When you are looking at a sea turtle, you are usually not just looking at a single organism. Sea turtles never swim alone. Many creatures live directly on or even inside a sea turtle. As for all animals, this so-called symbiotic relationship does not have to be negative for the turtle.
In a mutualistic relationship both organisms benefit from living closely together in a symbiotic relationship. We can for example observe this on cleaning stations. Different fish nibble on old skin and small creatures such as parasites living on the sea turtle. The fish gets dinner, the turtle a free surface clean!
In this type of symbiotic relationship, one organism benefits, the other is neither harmed nor helped. The most obvious hitchhikers catching a ride on a turtles shell are so called remoras. These fish use bigger sea creatures such as sharks, mantas or turtles as a taxi – even if occasionally a rather slow one.
They rest on the turtles shell, hide under them and just occasionally snatch a bit of discarded food from the turtle. We can sometimes see the turtles getting impatient with a remora, trying to shove it away with it’s flippers.
Last year, we also spotted a rather unexpected hitchhiker on one of our named green turtles called GöWi – a sea cucumber! It most likely walked onto the turtles shell when the turtle had a nap earlier. It had to cling on quite tightly when the little turtle sped up and down the reef!
The same is true for this marine snail sitting on another juvenile green turtle we know very well called Beag.
Parasites are living in or on another organism, the so-called host. The parasite benefits, while the host is harmed in the process.
Most obvious organisms living on the outside of the turtle, so-called ectoparasites, are barnacles. These are not parasites per se, but become parasitic and harmful in excessive numbers. There are different types of barnacles known from sea turtles, the glueing and embedding types.
The typical barnacle uses a special substance it secretes, the ‘cement’, to glue itself onto a surface of the host. Glueing barnacles belonging to the genus Chelonibia are found on turtles, as their name already indicates (Chelonia = turtle).
Embedding barnacles infiltrate the skin or shell of the host turtle, thus causing more damage to the tissue.
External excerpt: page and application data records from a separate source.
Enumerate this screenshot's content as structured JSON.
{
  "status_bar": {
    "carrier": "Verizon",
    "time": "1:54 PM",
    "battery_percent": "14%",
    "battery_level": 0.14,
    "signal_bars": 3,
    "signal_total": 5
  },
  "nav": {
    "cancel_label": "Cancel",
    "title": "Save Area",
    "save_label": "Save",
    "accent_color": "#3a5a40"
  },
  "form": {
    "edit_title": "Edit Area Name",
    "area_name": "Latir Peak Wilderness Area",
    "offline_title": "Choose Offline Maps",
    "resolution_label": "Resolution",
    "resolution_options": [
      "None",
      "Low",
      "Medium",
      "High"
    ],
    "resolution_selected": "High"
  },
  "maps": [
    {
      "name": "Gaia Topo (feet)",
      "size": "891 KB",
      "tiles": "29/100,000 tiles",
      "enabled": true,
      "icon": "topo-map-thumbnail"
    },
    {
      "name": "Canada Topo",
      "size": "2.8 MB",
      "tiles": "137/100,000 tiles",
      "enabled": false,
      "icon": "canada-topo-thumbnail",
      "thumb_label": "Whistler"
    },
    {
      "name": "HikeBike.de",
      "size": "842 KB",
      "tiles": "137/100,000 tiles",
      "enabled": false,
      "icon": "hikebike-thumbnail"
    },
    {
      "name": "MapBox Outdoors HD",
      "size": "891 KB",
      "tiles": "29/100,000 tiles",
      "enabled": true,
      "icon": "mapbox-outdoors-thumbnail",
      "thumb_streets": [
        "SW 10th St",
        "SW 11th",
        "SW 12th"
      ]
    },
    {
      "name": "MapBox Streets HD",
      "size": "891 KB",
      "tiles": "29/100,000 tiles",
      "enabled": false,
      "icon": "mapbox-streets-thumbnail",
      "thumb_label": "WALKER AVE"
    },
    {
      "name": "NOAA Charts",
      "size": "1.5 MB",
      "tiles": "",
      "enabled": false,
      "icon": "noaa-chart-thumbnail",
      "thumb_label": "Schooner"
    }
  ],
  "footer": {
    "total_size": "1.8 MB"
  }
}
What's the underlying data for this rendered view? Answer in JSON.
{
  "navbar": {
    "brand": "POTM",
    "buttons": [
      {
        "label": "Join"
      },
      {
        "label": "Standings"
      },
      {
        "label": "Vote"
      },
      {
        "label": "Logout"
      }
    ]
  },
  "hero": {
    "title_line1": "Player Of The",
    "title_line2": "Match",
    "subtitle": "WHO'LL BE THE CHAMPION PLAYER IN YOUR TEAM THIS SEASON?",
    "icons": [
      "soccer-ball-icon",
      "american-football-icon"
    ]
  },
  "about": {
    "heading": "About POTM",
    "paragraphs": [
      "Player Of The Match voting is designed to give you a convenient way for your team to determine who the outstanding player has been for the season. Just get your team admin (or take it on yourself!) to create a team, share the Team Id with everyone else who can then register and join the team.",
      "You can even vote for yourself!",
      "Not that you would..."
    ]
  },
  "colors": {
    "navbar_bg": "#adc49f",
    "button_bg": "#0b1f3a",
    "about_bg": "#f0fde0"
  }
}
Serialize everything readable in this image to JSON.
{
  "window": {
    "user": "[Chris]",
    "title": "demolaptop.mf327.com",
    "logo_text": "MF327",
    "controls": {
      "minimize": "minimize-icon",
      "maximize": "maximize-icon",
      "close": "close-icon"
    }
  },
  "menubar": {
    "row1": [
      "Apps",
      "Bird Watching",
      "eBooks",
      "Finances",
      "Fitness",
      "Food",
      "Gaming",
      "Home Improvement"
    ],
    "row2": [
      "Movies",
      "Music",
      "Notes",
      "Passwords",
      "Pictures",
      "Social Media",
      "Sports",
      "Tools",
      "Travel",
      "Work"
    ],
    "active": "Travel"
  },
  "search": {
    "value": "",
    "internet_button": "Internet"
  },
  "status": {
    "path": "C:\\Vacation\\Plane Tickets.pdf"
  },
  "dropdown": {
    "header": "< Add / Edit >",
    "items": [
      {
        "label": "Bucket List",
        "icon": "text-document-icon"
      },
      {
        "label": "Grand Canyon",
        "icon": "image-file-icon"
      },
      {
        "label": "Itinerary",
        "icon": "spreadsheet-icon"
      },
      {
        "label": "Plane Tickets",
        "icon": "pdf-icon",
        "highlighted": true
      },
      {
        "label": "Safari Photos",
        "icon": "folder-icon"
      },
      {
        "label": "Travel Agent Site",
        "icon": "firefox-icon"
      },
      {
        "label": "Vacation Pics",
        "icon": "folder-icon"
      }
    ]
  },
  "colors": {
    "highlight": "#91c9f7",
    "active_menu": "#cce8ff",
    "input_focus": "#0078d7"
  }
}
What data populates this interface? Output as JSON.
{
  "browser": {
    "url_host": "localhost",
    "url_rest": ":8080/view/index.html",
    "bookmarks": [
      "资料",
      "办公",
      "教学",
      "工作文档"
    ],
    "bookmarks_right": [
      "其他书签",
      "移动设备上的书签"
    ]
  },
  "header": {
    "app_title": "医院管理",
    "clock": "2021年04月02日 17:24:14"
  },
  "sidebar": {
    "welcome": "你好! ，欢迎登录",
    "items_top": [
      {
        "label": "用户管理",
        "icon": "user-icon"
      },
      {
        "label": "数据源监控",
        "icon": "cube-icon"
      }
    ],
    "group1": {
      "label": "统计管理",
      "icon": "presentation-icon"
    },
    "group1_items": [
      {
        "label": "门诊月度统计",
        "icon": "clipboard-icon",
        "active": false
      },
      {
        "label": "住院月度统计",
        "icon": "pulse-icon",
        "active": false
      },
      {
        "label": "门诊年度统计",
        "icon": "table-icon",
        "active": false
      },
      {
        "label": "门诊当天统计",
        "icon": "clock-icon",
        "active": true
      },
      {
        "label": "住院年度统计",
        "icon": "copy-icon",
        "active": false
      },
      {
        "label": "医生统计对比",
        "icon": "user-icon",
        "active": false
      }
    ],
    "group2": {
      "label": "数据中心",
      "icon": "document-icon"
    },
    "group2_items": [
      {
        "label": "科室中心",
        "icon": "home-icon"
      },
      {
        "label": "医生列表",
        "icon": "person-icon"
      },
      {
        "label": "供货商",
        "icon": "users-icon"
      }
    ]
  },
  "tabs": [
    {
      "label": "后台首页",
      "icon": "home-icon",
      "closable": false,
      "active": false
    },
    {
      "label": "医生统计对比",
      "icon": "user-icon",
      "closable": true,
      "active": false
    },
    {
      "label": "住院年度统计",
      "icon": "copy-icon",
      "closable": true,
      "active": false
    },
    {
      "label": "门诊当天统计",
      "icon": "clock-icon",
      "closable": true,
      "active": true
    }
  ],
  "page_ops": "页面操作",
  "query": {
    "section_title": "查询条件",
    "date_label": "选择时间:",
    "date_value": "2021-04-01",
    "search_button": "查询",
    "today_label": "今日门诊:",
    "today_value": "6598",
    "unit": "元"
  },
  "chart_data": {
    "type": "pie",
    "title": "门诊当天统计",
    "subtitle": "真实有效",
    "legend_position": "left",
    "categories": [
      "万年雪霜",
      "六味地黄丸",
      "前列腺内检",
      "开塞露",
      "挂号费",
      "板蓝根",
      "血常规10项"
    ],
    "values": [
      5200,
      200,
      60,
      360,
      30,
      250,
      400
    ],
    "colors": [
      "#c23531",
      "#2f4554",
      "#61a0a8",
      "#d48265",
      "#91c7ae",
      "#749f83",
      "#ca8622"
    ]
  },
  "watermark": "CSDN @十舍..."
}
These barnacle wounds can also be an opening for bacteria to enter the turtles body, thus causing real illness.
Excessive barnacle cover can be a sign of general bad health of a turtle. Usually sea turtles are debilitated first, and then become covered in an extensive amount of other organisms, such as barnacles and algae.
Luckily turtles are very resilient and can sometimes recover from such infestations.
Through our photo ID program, we have been able to document the development of a hawksbill in Noonu Atoll, which recovered from very high barnacle cover and seems to be doing very well again!
What the Hitchhikers Can Tell Us
As turtles are endangered of becoming extinct, it is very important for us to know how healthy our present sea turtle populations are. Healthier populations are more likely to withstand further stress such as man-made pollution or climate change. Our photo ID program helps us monitor the presence of parasites or severely weakened turtles in certain areas.
Furthermore, the creatures living on a sea turtle might actually be able to tell us more about the origins of the turtle itself. Just like their host, the parasite also has a specific genetic code. In the future, we might be able to infer the source population of the olive ridley turtles we find entangled in ghost nets in the Maldives, without having to invasively take tissue samples from the turtle, but just by looking at the organisms living on the turtle.